Data shown START
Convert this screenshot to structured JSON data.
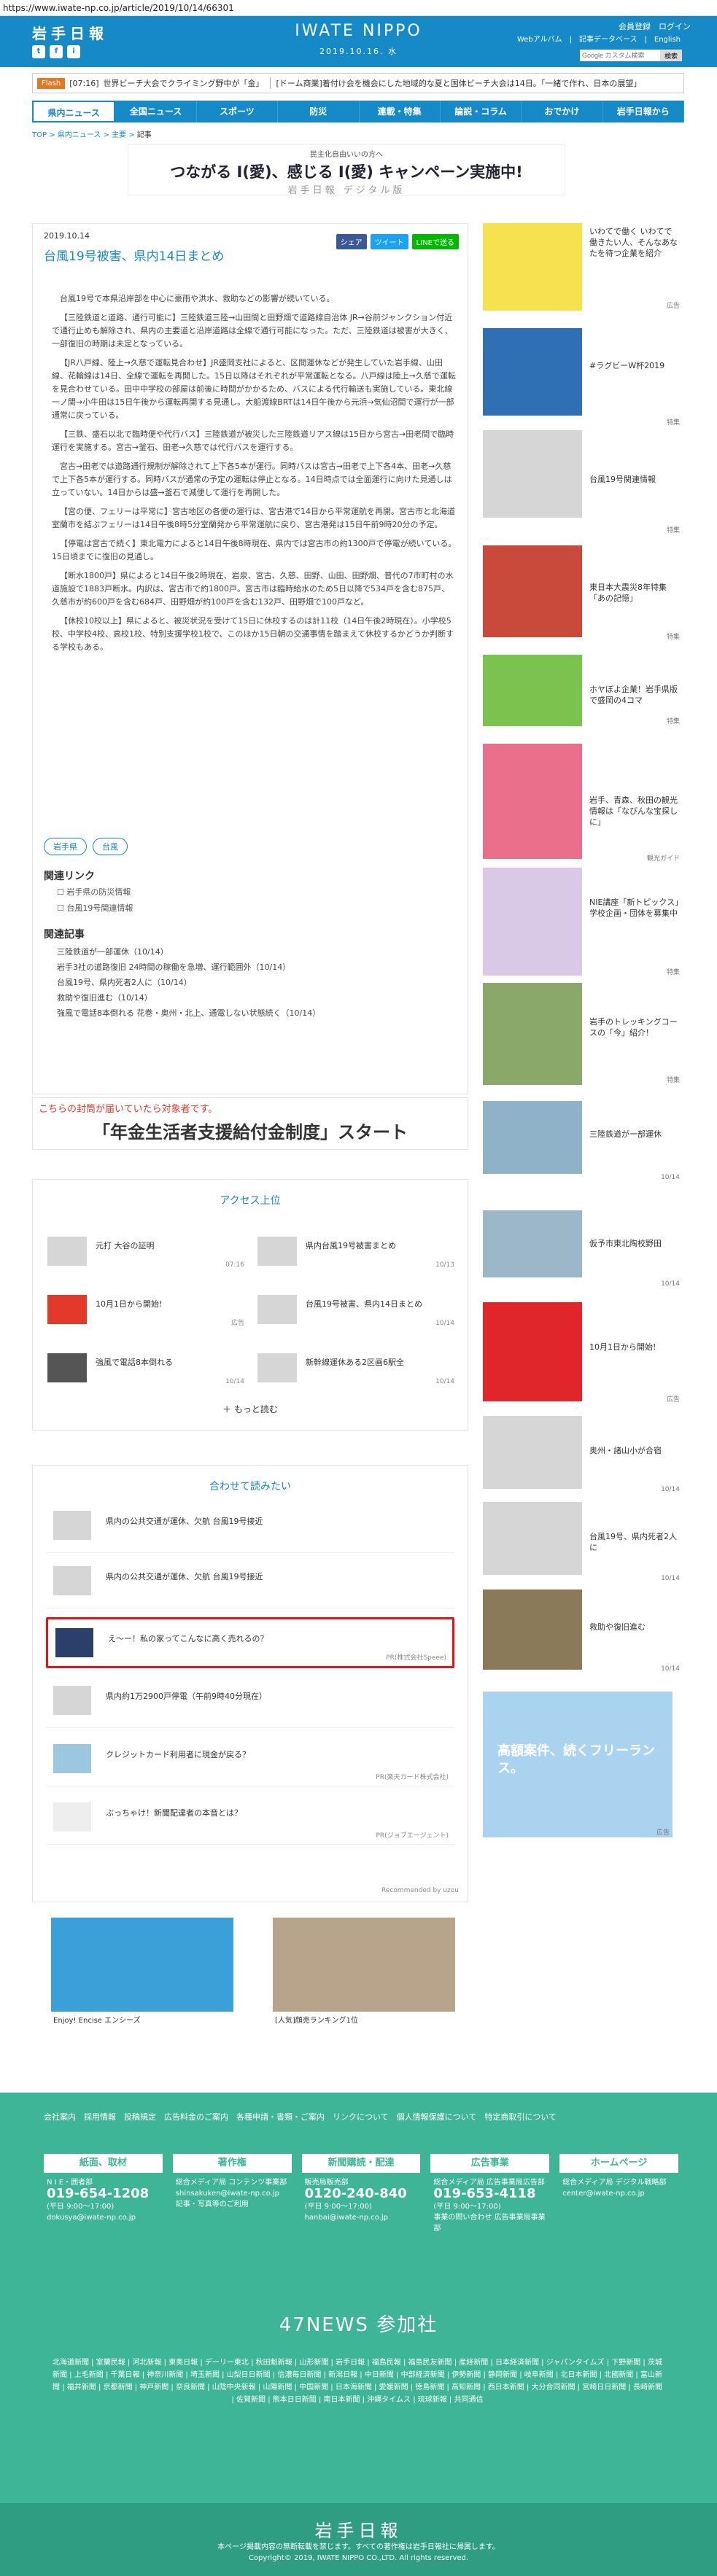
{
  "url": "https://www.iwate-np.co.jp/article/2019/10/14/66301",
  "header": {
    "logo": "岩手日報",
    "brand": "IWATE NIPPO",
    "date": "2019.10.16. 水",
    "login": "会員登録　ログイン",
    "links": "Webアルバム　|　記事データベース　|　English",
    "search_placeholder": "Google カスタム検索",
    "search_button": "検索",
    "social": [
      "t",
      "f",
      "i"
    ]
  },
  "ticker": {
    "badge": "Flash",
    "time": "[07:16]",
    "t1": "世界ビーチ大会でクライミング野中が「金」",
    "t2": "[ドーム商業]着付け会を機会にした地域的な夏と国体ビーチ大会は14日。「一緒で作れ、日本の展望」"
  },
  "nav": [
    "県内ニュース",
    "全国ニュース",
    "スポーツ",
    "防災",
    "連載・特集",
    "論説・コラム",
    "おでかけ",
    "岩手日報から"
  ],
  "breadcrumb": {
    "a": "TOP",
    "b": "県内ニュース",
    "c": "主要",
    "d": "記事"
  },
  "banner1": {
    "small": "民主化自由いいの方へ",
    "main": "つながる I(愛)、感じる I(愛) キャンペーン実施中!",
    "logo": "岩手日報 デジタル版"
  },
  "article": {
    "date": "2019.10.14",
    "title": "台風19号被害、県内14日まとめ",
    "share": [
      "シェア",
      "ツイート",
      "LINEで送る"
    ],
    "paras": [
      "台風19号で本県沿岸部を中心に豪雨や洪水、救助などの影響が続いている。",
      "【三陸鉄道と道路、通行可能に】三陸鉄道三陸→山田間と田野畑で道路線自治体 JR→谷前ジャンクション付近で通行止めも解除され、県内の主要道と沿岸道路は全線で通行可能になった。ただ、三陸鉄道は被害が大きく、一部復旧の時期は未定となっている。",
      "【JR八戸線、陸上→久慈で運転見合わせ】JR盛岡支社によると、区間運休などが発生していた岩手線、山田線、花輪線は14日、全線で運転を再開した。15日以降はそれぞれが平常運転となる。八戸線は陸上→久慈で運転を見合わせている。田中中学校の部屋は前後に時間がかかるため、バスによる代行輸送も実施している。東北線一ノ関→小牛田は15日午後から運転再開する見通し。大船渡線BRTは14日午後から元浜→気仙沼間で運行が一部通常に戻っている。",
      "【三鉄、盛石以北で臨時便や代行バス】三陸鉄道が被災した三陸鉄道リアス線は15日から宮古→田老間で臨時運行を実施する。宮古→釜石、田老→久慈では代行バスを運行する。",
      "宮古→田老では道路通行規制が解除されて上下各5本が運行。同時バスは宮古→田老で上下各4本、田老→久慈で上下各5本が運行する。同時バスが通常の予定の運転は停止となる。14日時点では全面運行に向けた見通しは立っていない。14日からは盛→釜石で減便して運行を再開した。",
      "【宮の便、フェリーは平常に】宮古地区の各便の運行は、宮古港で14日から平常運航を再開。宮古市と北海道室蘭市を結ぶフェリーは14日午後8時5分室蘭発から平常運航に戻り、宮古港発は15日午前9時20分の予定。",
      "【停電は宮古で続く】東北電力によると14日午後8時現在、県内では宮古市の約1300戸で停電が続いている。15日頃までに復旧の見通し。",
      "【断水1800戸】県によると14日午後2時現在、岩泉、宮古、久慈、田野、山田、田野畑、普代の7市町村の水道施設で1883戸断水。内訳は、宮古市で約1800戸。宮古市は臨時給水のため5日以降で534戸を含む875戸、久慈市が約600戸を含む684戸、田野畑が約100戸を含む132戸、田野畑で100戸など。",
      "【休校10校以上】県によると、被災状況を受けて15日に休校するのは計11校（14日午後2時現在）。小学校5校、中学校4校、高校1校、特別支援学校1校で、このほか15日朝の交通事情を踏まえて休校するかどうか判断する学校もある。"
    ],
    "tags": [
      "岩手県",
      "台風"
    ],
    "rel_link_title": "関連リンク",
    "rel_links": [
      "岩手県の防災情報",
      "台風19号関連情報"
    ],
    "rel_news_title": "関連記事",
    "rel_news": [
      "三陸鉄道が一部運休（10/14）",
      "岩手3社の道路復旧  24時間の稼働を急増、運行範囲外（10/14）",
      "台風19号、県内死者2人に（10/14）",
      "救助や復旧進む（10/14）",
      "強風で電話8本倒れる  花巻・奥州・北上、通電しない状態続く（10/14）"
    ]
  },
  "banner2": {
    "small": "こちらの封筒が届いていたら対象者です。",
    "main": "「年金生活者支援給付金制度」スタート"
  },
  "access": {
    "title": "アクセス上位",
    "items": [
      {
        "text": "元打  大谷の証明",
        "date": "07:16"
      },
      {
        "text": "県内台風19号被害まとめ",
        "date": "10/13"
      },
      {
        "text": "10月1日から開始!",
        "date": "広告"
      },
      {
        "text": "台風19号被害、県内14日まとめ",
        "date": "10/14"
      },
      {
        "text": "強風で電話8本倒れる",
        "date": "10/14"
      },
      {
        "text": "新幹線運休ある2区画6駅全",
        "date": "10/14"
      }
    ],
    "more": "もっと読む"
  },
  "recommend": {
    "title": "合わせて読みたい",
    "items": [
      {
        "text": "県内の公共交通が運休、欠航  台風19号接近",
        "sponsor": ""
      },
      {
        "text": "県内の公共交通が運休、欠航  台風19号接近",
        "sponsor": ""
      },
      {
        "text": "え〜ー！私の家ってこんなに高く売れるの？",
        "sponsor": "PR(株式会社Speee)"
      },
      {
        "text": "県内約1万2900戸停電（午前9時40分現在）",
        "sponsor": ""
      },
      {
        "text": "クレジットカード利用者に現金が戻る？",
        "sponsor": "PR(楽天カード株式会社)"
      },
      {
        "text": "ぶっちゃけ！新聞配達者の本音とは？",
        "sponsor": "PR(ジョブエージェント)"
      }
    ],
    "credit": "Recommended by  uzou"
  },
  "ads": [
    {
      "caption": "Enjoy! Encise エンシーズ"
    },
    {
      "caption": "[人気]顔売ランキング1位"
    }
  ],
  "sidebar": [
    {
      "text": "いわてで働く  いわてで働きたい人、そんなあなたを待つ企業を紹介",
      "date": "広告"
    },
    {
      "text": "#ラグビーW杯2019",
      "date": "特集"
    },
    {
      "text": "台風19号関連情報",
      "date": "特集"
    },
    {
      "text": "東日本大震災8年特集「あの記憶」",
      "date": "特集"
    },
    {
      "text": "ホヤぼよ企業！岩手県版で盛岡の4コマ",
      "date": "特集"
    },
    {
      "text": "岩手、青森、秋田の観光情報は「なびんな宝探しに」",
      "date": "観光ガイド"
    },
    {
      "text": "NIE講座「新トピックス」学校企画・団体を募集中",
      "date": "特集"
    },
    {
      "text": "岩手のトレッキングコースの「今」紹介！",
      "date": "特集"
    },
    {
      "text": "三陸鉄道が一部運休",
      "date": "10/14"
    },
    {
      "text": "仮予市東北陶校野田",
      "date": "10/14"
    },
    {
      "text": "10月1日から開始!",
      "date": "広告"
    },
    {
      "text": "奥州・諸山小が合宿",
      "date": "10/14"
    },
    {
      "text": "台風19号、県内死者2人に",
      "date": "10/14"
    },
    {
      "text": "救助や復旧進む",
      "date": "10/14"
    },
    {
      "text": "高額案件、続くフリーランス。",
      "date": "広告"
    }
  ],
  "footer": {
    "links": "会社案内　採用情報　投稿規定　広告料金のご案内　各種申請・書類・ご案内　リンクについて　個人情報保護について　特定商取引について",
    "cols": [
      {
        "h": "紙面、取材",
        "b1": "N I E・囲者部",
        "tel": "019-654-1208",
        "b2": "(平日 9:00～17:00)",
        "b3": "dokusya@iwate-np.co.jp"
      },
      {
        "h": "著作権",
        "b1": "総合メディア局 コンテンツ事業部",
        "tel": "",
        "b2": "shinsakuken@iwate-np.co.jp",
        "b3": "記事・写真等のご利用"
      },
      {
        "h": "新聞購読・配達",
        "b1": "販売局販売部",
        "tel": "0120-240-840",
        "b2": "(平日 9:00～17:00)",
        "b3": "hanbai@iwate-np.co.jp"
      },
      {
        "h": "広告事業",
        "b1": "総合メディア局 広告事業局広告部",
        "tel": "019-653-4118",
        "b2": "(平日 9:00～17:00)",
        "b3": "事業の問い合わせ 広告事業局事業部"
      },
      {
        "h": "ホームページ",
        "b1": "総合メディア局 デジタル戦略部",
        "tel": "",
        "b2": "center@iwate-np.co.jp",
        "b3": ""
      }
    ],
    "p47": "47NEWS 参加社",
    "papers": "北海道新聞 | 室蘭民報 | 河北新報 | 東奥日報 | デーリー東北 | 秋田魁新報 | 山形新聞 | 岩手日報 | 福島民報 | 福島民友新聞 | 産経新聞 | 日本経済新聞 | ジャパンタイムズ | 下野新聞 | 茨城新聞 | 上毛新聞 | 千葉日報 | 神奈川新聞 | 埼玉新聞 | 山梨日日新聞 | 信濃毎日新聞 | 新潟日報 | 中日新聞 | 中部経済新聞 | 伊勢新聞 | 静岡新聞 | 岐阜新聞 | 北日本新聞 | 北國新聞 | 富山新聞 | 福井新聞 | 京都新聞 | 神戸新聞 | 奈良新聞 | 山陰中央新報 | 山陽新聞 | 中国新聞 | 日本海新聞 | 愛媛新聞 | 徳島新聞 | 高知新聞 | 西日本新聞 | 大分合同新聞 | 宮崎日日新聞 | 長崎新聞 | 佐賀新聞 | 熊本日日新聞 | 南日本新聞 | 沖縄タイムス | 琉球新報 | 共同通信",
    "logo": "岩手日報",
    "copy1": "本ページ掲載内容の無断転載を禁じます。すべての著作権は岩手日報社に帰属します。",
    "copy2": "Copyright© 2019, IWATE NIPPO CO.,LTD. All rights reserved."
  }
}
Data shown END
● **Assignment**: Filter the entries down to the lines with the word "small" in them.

● **Reply to the task**:
    "small": "民主化自由いいの方へ",
    "small": "こちらの封筒が届いていたら対象者です。",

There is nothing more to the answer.